Unexpectedly Orange may turn political for the next eleven months. (The entry title above comes from a line in a piece by one Rebecca Traister, writer of my favorite explanation of the Hillary win in New Hampshire, published on Salon.com.)
Excerpt: "So no, I have not been a Hillary Clinton supporter. But the torrent of ill-disguised hatred and resentment unleashed toward a briefly weakened Clinton this week shook that breezy naiveté right out of me, and made me feel something that all the hectoring from feminist elders could not: guilt for not having stood up for Hillary. "
The naiveté she's referring to is the careless assurance she felt that many more suitable female presidential candidates will present themselves in step with the males in the years to come, that she has no worry about Hillary being a one-time wonder and, thus, no responsibility to feel allegiance to her as the first Democratic female presidential candidate.
I read a narrative accounting of the happenings on election night at one caucus locale in Iowa. It turns out that if a candidate's station does not fill up with enough caucus supporters to reach the percentage quota, then the votes don't count and are up for grabs, or, horsetrading. One Hillary campaign leader began her call for votes, championing all that is righteous and twinkling about her candidate, with: "She's a woman." The horses looked up from the fray of bids being shouted at them and walked away from the Hillary camp.
Is that all you've got? Apparently so, that night. But she regrouped in New Hampshire by calling Obama out for referencing King and Kennedy, saying in effect that he's no King or Kennedy. She brought fight for five days, and humility, which we saw, in contrast to the hammer coming down on her by those who decide our elections--the press. It was over. And, surprisingly, I felt sorry that it was. I can't say that I felt guilt like Rebecca Traister, but I definitely felt sympathy and a wish that it wasn't yet over, so quickly with one night's outcome deciding a presidency.
For Rebecca, her urge to stand up for Hil would have led her to vote for her, if only for one night. I can't say the same. But I'm glad that the women in New Hampshire rallied in a stand against the tsunamis created by pollsters and pundits. I get swept up in them sometimes.
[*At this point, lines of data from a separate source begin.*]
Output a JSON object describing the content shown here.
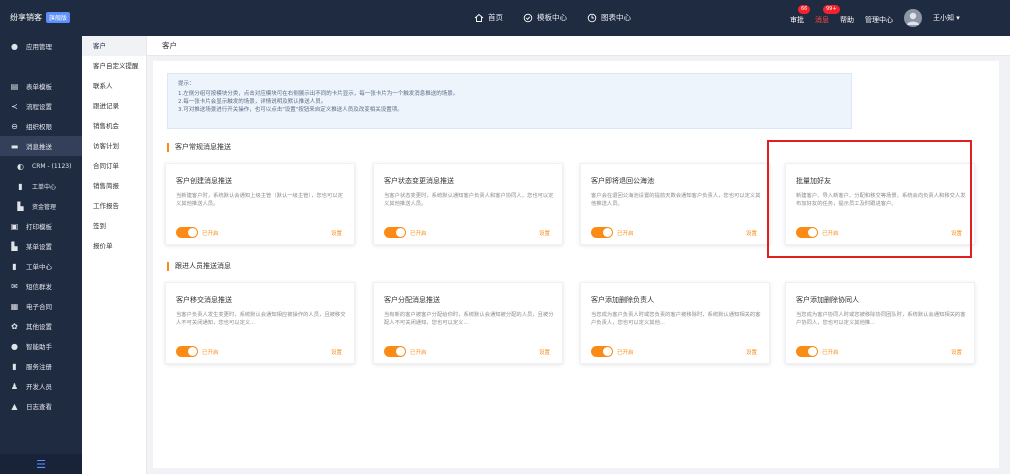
{
  "topbar": {
    "app_name": "纷享销客",
    "app_badge": "旗舰版",
    "nav": [
      {
        "label": "首页",
        "icon": "home-icon"
      },
      {
        "label": "模板中心",
        "icon": "template-icon"
      },
      {
        "label": "图表中心",
        "icon": "chart-icon"
      }
    ],
    "right": {
      "approval_label": "审批",
      "approval_count": "66",
      "alarm_label": "消息",
      "alarm_count": "99+",
      "help_label": "帮助",
      "admin_label": "管理中心",
      "user_name": "王小知"
    }
  },
  "sidebar": {
    "items": [
      {
        "label": "应用管理",
        "icon": "app-icon"
      },
      {
        "label": "表单模板",
        "icon": "form-icon"
      },
      {
        "label": "流程设置",
        "icon": "flow-icon"
      },
      {
        "label": "组织权限",
        "icon": "org-icon"
      },
      {
        "label": "消息推送",
        "icon": "message-icon"
      },
      {
        "label": "CRM - (1123)",
        "icon": "crm-icon"
      },
      {
        "label": "工单中心",
        "icon": "ticket-icon"
      },
      {
        "label": "资金管理",
        "icon": "fund-icon"
      },
      {
        "label": "打印模板",
        "icon": "print-icon"
      },
      {
        "label": "某单设置",
        "icon": "order-icon"
      },
      {
        "label": "工单中心",
        "icon": "ticket2-icon"
      },
      {
        "label": "短信群发",
        "icon": "sms-icon"
      },
      {
        "label": "电子合同",
        "icon": "contract-icon"
      },
      {
        "label": "其他设置",
        "icon": "settings-icon"
      },
      {
        "label": "智能助手",
        "icon": "assistant-icon"
      },
      {
        "label": "服务注册",
        "icon": "service-icon"
      },
      {
        "label": "开发人员",
        "icon": "developer-icon"
      },
      {
        "label": "日志查看",
        "icon": "log-icon"
      }
    ]
  },
  "subnav": {
    "items": [
      "客户",
      "客户自定义提醒",
      "联系人",
      "跟进记录",
      "销售机会",
      "访客计划",
      "合同订单",
      "销售简报",
      "工作报告",
      "签到",
      "报价单"
    ]
  },
  "main": {
    "header_title": "客户",
    "tip": {
      "title": "提示：",
      "lines": [
        "1.左侧分组可按模块分类，点击对应模块可在右侧展示出不同的卡片显示，每一张卡片为一个触发消息推送的场景。",
        "2.每一张卡片会显示触发的场景，详情说明及默认推送人员。",
        "3.可对推送场景进行开关操作，也可以点击\"设置\"按钮来自定义推送人员及改变相关设置项。"
      ]
    },
    "sections": [
      {
        "title": "客户常规消息推送",
        "cards": [
          {
            "title": "客户创建消息推送",
            "desc": "当新建客户时，系统默认会通知上级主管（默认一级主管），您也可以定义其他推送人员。",
            "status": "已开启",
            "setting": "设置"
          },
          {
            "title": "客户状态变更消息推送",
            "desc": "当客户状态变更时，系统默认通知客户负责人和客户协同人，您也可以定义其他推送人员。",
            "status": "已开启",
            "setting": "设置"
          },
          {
            "title": "客户即将退回公海池",
            "desc": "客户会在退回公海池设置的提前天数会通知客户负责人，您也可以定义其他推送人员。",
            "status": "已开启",
            "setting": "设置"
          },
          {
            "title": "批量加好友",
            "desc": "新建客户、导入新客户、分配和移交等场景，系统会向负责人和移交人发布加好友的任务，提示员工及时跟进客户。",
            "status": "已开启",
            "setting": "设置"
          }
        ]
      },
      {
        "title": "跟进人员推送消息",
        "cards": [
          {
            "title": "客户移交消息推送",
            "desc": "当客户负责人发生变更时，系统默认会通知相应被操作的人员，且被移交人不可关闭通知，您也可以定义...",
            "status": "已开启",
            "setting": "设置"
          },
          {
            "title": "客户分配消息推送",
            "desc": "当有新的客户被客户分配给你时，系统默认会通知被分配的人员，且被分配人不可关闭通知，您也可以定义...",
            "status": "已开启",
            "setting": "设置"
          },
          {
            "title": "客户添加删除负责人",
            "desc": "当您成为客户负责人时或您负责的客户被移除时，系统默认通知相关的客户负责人，您也可以定义其他...",
            "status": "已开启",
            "setting": "设置"
          },
          {
            "title": "客户添加删除协同人",
            "desc": "当您成为客户协同人时或您被移除协同团队时，系统默认会通知相关的客户协同人，您也可以定义其他推...",
            "status": "已开启",
            "setting": "设置"
          }
        ]
      }
    ]
  }
}
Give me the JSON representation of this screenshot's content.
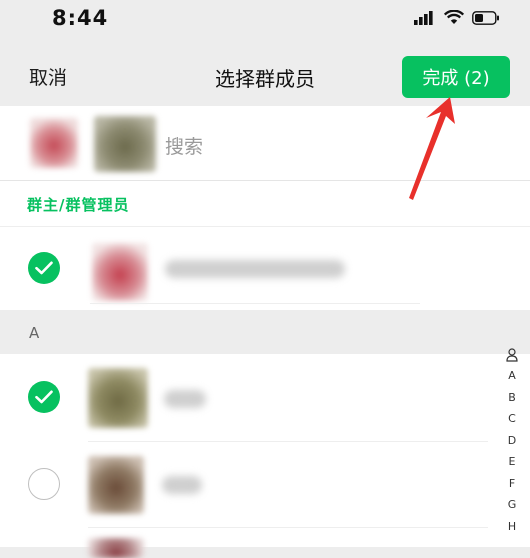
{
  "status": {
    "time": "8:44"
  },
  "nav": {
    "cancel": "取消",
    "title": "选择群成员",
    "done": "完成 (2)"
  },
  "search": {
    "placeholder": "搜索"
  },
  "sections": {
    "admins": "群主/群管理员",
    "letter": "A"
  },
  "index_letters": [
    "A",
    "B",
    "C",
    "D",
    "E",
    "F",
    "G",
    "H"
  ],
  "colors": {
    "accent": "#07c160",
    "arrow": "#e53935"
  }
}
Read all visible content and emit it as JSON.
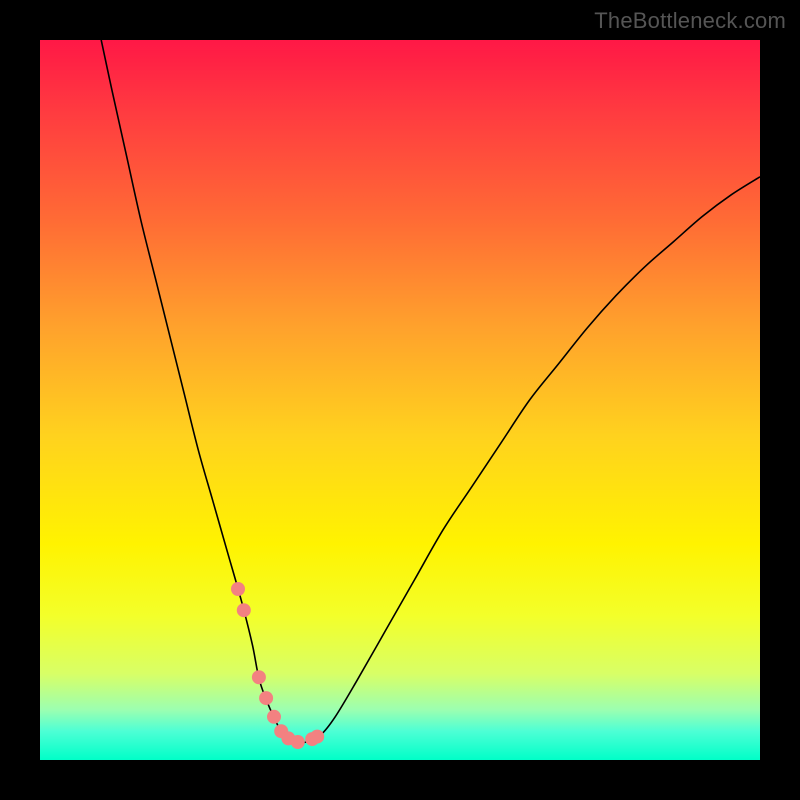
{
  "watermark": "TheBottleneck.com",
  "colors": {
    "page_bg": "#000000",
    "gradient": [
      "#ff1846",
      "#ff3b40",
      "#ff6b35",
      "#ffa22c",
      "#ffd21e",
      "#fff300",
      "#f3ff2a",
      "#d8ff66",
      "#9cffb0",
      "#4dffd5",
      "#00ffc8"
    ],
    "curve_stroke": "#000000",
    "bead_fill": "#f38181"
  },
  "chart_data": {
    "type": "line",
    "title": "",
    "xlabel": "",
    "ylabel": "",
    "xlim": [
      0,
      100
    ],
    "ylim": [
      0,
      100
    ],
    "x": [
      8.5,
      10,
      12,
      14,
      16,
      18,
      20,
      22,
      24,
      26,
      28,
      29.5,
      30.5,
      32,
      33.5,
      35,
      37,
      39,
      41,
      44,
      48,
      52,
      56,
      60,
      64,
      68,
      72,
      76,
      80,
      84,
      88,
      92,
      96,
      100
    ],
    "values": [
      100,
      93,
      84,
      75,
      67,
      59,
      51,
      43,
      36,
      29,
      22,
      16,
      11,
      7,
      4,
      2.5,
      2.5,
      3.5,
      6,
      11,
      18,
      25,
      32,
      38,
      44,
      50,
      55,
      60,
      64.5,
      68.5,
      72,
      75.5,
      78.5,
      81
    ],
    "flat_min_range_x": [
      33,
      37
    ],
    "bead_points_x": [
      27.5,
      28.3,
      30.4,
      31.4,
      32.5,
      33.5,
      34.5,
      35.8,
      37.8,
      38.5
    ]
  }
}
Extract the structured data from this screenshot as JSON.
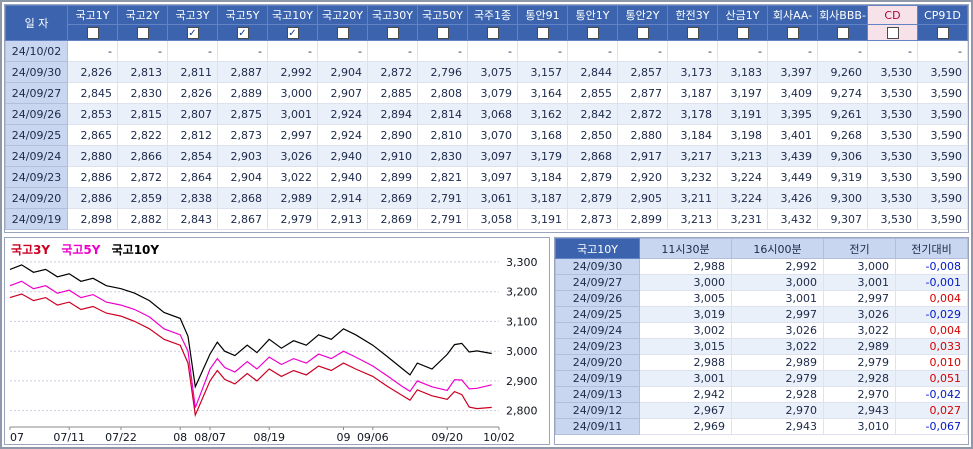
{
  "colors": {
    "header_bg": "#3c64ae",
    "header_fg": "#ffffff",
    "date_bg": "#c9d6f0",
    "alt_bg": "#eaf0fa",
    "cd_bg": "#f8e2ea",
    "cd_fg": "#b00040",
    "up": "#d40000",
    "down": "#0018c8",
    "text": "#1c2a4a"
  },
  "main_table": {
    "date_header": "일 자",
    "columns": [
      {
        "label": "국고1Y",
        "checked": false,
        "highlight": false
      },
      {
        "label": "국고2Y",
        "checked": false,
        "highlight": false
      },
      {
        "label": "국고3Y",
        "checked": true,
        "highlight": false
      },
      {
        "label": "국고5Y",
        "checked": true,
        "highlight": false
      },
      {
        "label": "국고10Y",
        "checked": true,
        "highlight": false
      },
      {
        "label": "국고20Y",
        "checked": false,
        "highlight": false
      },
      {
        "label": "국고30Y",
        "checked": false,
        "highlight": false
      },
      {
        "label": "국고50Y",
        "checked": false,
        "highlight": false
      },
      {
        "label": "국주1종",
        "checked": false,
        "highlight": false
      },
      {
        "label": "통안91",
        "checked": false,
        "highlight": false
      },
      {
        "label": "통안1Y",
        "checked": false,
        "highlight": false
      },
      {
        "label": "통안2Y",
        "checked": false,
        "highlight": false
      },
      {
        "label": "한전3Y",
        "checked": false,
        "highlight": false
      },
      {
        "label": "산금1Y",
        "checked": false,
        "highlight": false
      },
      {
        "label": "회사AA-",
        "checked": false,
        "highlight": false
      },
      {
        "label": "회사BBB-",
        "checked": false,
        "highlight": false
      },
      {
        "label": "CD",
        "checked": false,
        "highlight": true
      },
      {
        "label": "CP91D",
        "checked": false,
        "highlight": false
      }
    ],
    "rows": [
      {
        "date": "24/10/02",
        "values": [
          "-",
          "-",
          "-",
          "-",
          "-",
          "-",
          "-",
          "-",
          "-",
          "-",
          "-",
          "-",
          "-",
          "-",
          "-",
          "-",
          "-",
          "-"
        ]
      },
      {
        "date": "24/09/30",
        "values": [
          "2,826",
          "2,813",
          "2,811",
          "2,887",
          "2,992",
          "2,904",
          "2,872",
          "2,796",
          "3,075",
          "3,157",
          "2,844",
          "2,857",
          "3,173",
          "3,183",
          "3,397",
          "9,260",
          "3,530",
          "3,590"
        ]
      },
      {
        "date": "24/09/27",
        "values": [
          "2,845",
          "2,830",
          "2,826",
          "2,889",
          "3,000",
          "2,907",
          "2,885",
          "2,808",
          "3,079",
          "3,164",
          "2,855",
          "2,877",
          "3,187",
          "3,197",
          "3,409",
          "9,274",
          "3,530",
          "3,590"
        ]
      },
      {
        "date": "24/09/26",
        "values": [
          "2,853",
          "2,815",
          "2,807",
          "2,875",
          "3,001",
          "2,924",
          "2,894",
          "2,814",
          "3,068",
          "3,162",
          "2,842",
          "2,872",
          "3,178",
          "3,191",
          "3,395",
          "9,261",
          "3,530",
          "3,590"
        ]
      },
      {
        "date": "24/09/25",
        "values": [
          "2,865",
          "2,822",
          "2,812",
          "2,873",
          "2,997",
          "2,924",
          "2,890",
          "2,810",
          "3,070",
          "3,168",
          "2,850",
          "2,880",
          "3,184",
          "3,198",
          "3,401",
          "9,268",
          "3,530",
          "3,590"
        ]
      },
      {
        "date": "24/09/24",
        "values": [
          "2,880",
          "2,866",
          "2,854",
          "2,903",
          "3,026",
          "2,940",
          "2,910",
          "2,830",
          "3,097",
          "3,179",
          "2,868",
          "2,917",
          "3,217",
          "3,213",
          "3,439",
          "9,306",
          "3,530",
          "3,590"
        ]
      },
      {
        "date": "24/09/23",
        "values": [
          "2,886",
          "2,872",
          "2,864",
          "2,904",
          "3,022",
          "2,940",
          "2,899",
          "2,821",
          "3,097",
          "3,184",
          "2,879",
          "2,920",
          "3,232",
          "3,224",
          "3,449",
          "9,319",
          "3,530",
          "3,590"
        ]
      },
      {
        "date": "24/09/20",
        "values": [
          "2,886",
          "2,859",
          "2,838",
          "2,868",
          "2,989",
          "2,914",
          "2,869",
          "2,791",
          "3,061",
          "3,187",
          "2,879",
          "2,905",
          "3,211",
          "3,224",
          "3,426",
          "9,300",
          "3,530",
          "3,590"
        ]
      },
      {
        "date": "24/09/19",
        "values": [
          "2,898",
          "2,882",
          "2,843",
          "2,867",
          "2,979",
          "2,913",
          "2,869",
          "2,791",
          "3,058",
          "3,191",
          "2,873",
          "2,899",
          "3,213",
          "3,231",
          "3,432",
          "9,307",
          "3,530",
          "3,590"
        ]
      }
    ]
  },
  "chart_data": {
    "type": "line",
    "title": "",
    "legend_position": "top-left",
    "grid": true,
    "ylim": [
      2.745,
      3.33
    ],
    "y_ticks": [
      {
        "label": "3,300",
        "value": 3.3
      },
      {
        "label": "3,200",
        "value": 3.2
      },
      {
        "label": "3,100",
        "value": 3.1
      },
      {
        "label": "3,000",
        "value": 3.0
      },
      {
        "label": "2,900",
        "value": 2.9
      },
      {
        "label": "2,800",
        "value": 2.8
      }
    ],
    "x_ticks": [
      {
        "label": "07",
        "pos": 0.0
      },
      {
        "label": "07/11",
        "pos": 0.121
      },
      {
        "label": "07/22",
        "pos": 0.227
      },
      {
        "label": "08",
        "pos": 0.348
      },
      {
        "label": "08/07",
        "pos": 0.409
      },
      {
        "label": "08/19",
        "pos": 0.53
      },
      {
        "label": "09",
        "pos": 0.682
      },
      {
        "label": "09/06",
        "pos": 0.742
      },
      {
        "label": "09/20",
        "pos": 0.894
      },
      {
        "label": "10/02",
        "pos": 1.0
      }
    ],
    "x": [
      0.0,
      0.024,
      0.048,
      0.073,
      0.097,
      0.121,
      0.145,
      0.17,
      0.197,
      0.227,
      0.255,
      0.285,
      0.315,
      0.348,
      0.364,
      0.379,
      0.409,
      0.424,
      0.439,
      0.46,
      0.485,
      0.505,
      0.53,
      0.555,
      0.58,
      0.606,
      0.631,
      0.657,
      0.682,
      0.707,
      0.742,
      0.773,
      0.803,
      0.818,
      0.833,
      0.863,
      0.894,
      0.909,
      0.924,
      0.939,
      0.955,
      0.985
    ],
    "series": [
      {
        "name": "국고3Y",
        "color": "#cc0022",
        "values": [
          3.18,
          3.192,
          3.17,
          3.18,
          3.155,
          3.165,
          3.14,
          3.15,
          3.128,
          3.118,
          3.1,
          3.075,
          3.04,
          3.02,
          2.96,
          2.785,
          2.9,
          2.935,
          2.905,
          2.89,
          2.925,
          2.9,
          2.94,
          2.915,
          2.935,
          2.92,
          2.95,
          2.935,
          2.96,
          2.94,
          2.915,
          2.88,
          2.85,
          2.835,
          2.87,
          2.85,
          2.838,
          2.864,
          2.854,
          2.812,
          2.807,
          2.811
        ]
      },
      {
        "name": "국고5Y",
        "color": "#ee00cc",
        "values": [
          3.22,
          3.235,
          3.21,
          3.22,
          3.195,
          3.205,
          3.18,
          3.19,
          3.165,
          3.155,
          3.14,
          3.115,
          3.075,
          3.055,
          3.0,
          2.81,
          2.94,
          2.975,
          2.945,
          2.93,
          2.965,
          2.94,
          2.98,
          2.955,
          2.975,
          2.96,
          2.99,
          2.975,
          3.0,
          2.98,
          2.95,
          2.915,
          2.88,
          2.865,
          2.9,
          2.88,
          2.868,
          2.904,
          2.903,
          2.873,
          2.875,
          2.887
        ]
      },
      {
        "name": "국고10Y",
        "color": "#000000",
        "values": [
          3.275,
          3.29,
          3.265,
          3.275,
          3.25,
          3.26,
          3.235,
          3.245,
          3.22,
          3.21,
          3.195,
          3.17,
          3.13,
          3.11,
          3.05,
          2.88,
          2.99,
          3.03,
          3.0,
          2.985,
          3.02,
          2.995,
          3.04,
          3.01,
          3.035,
          3.02,
          3.055,
          3.04,
          3.075,
          3.055,
          3.02,
          2.98,
          2.94,
          2.92,
          2.96,
          2.94,
          2.989,
          3.022,
          3.026,
          2.997,
          3.001,
          2.992
        ]
      }
    ]
  },
  "detail_table": {
    "headers": [
      "국고10Y",
      "11시30분",
      "16시00분",
      "전기",
      "전기대비"
    ],
    "rows": [
      {
        "date": "24/09/30",
        "v1130": "2,988",
        "v1600": "2,992",
        "prev": "3,000",
        "change": "-0,008"
      },
      {
        "date": "24/09/27",
        "v1130": "3,000",
        "v1600": "3,000",
        "prev": "3,001",
        "change": "-0,001"
      },
      {
        "date": "24/09/26",
        "v1130": "3,005",
        "v1600": "3,001",
        "prev": "2,997",
        "change": "0,004"
      },
      {
        "date": "24/09/25",
        "v1130": "3,019",
        "v1600": "2,997",
        "prev": "3,026",
        "change": "-0,029"
      },
      {
        "date": "24/09/24",
        "v1130": "3,002",
        "v1600": "3,026",
        "prev": "3,022",
        "change": "0,004"
      },
      {
        "date": "24/09/23",
        "v1130": "3,015",
        "v1600": "3,022",
        "prev": "2,989",
        "change": "0,033"
      },
      {
        "date": "24/09/20",
        "v1130": "2,988",
        "v1600": "2,989",
        "prev": "2,979",
        "change": "0,010"
      },
      {
        "date": "24/09/19",
        "v1130": "3,001",
        "v1600": "2,979",
        "prev": "2,928",
        "change": "0,051"
      },
      {
        "date": "24/09/13",
        "v1130": "2,942",
        "v1600": "2,928",
        "prev": "2,970",
        "change": "-0,042"
      },
      {
        "date": "24/09/12",
        "v1130": "2,967",
        "v1600": "2,970",
        "prev": "2,943",
        "change": "0,027"
      },
      {
        "date": "24/09/11",
        "v1130": "2,969",
        "v1600": "2,943",
        "prev": "3,010",
        "change": "-0,067"
      }
    ]
  }
}
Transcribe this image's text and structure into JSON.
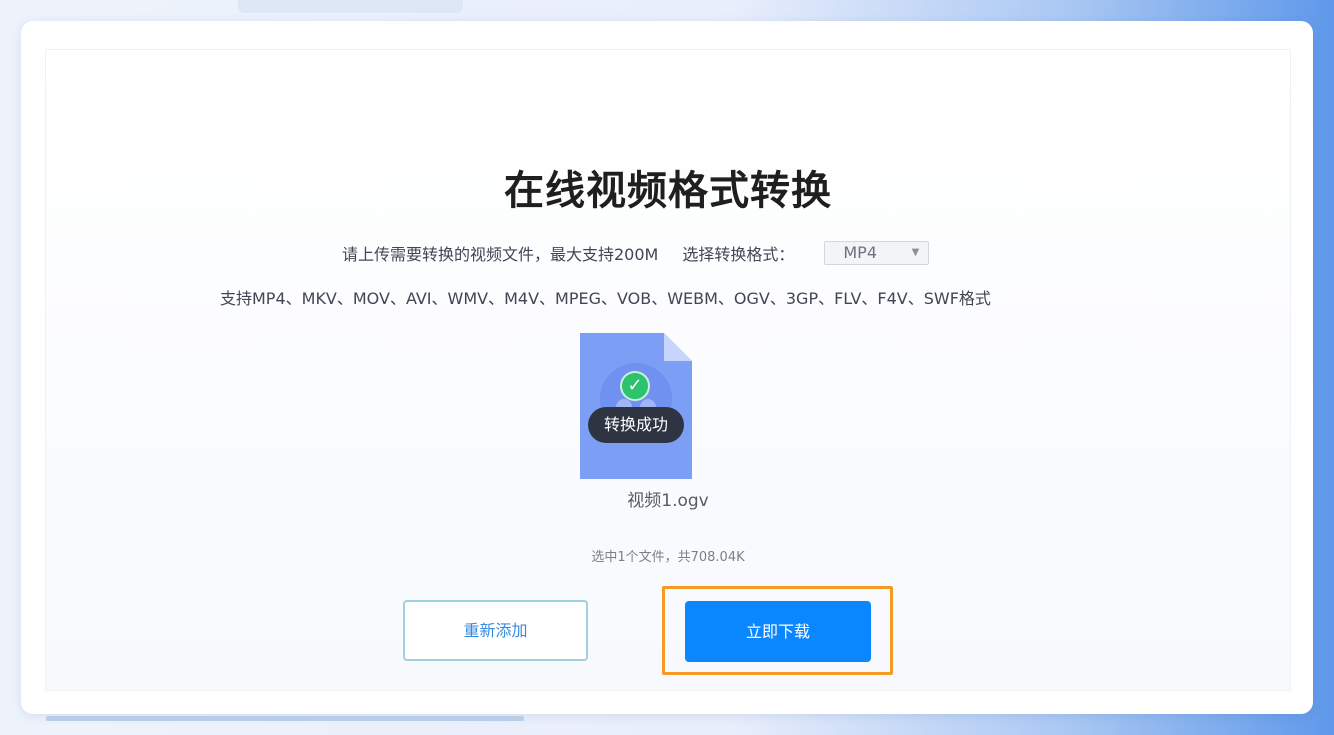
{
  "page": {
    "title": "在线视频格式转换",
    "upload_hint": "请上传需要转换的视频文件，最大支持200M",
    "format_label": "选择转换格式：",
    "format_selected": "MP4",
    "supported_formats": "支持MP4、MKV、MOV、AVI、WMV、M4V、MPEG、VOB、WEBM、OGV、3GP、FLV、F4V、SWF格式"
  },
  "file": {
    "status": "转换成功",
    "name": "视频1.ogv",
    "icon": "video-file-icon"
  },
  "selection_info": "选中1个文件，共708.04K",
  "buttons": {
    "readd": "重新添加",
    "download": "立即下载"
  },
  "colors": {
    "primary": "#0a86ff",
    "highlight": "#f59a23",
    "success": "#2cc26e"
  }
}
I depend on them to deliver my winner, at least I did on Tuesday. He came in 2 points behind instead. But Hillary's display of true joy at her win seemed to also be a display of joyous surprise that voters still have the power to defy. How fun.